In the entries below, find each line with the word "icon" and return it.
____________
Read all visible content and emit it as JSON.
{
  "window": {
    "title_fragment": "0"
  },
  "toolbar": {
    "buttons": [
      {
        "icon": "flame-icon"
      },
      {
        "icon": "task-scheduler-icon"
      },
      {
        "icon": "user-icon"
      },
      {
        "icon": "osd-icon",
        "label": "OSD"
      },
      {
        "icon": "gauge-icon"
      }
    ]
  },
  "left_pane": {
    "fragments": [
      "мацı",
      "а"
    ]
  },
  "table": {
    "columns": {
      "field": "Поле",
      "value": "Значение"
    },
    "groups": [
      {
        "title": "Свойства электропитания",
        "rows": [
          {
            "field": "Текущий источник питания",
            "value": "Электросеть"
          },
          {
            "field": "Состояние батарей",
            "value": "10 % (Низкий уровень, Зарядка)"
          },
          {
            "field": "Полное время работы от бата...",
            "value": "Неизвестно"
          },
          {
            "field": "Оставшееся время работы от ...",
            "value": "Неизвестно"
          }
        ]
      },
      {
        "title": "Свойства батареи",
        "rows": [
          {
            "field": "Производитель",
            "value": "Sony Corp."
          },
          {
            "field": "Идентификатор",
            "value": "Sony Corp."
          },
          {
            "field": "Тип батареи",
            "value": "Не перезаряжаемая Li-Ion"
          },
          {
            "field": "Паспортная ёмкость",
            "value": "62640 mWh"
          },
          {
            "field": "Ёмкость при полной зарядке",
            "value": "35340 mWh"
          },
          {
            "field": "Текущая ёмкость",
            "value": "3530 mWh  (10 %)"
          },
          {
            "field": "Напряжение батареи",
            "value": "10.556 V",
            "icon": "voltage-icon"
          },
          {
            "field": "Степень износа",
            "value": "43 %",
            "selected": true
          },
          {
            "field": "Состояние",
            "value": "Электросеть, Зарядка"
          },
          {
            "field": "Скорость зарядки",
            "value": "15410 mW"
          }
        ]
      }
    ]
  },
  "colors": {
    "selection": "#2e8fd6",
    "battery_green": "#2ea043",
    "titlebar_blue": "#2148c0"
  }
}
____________
* [RESULT OF THIS EXERCISE]:
        "icon": "flame-icon"
        "icon": "task-scheduler-icon"
        "icon": "user-icon"
        "icon": "osd-icon",
        "icon": "gauge-icon"
            "icon": "voltage-icon"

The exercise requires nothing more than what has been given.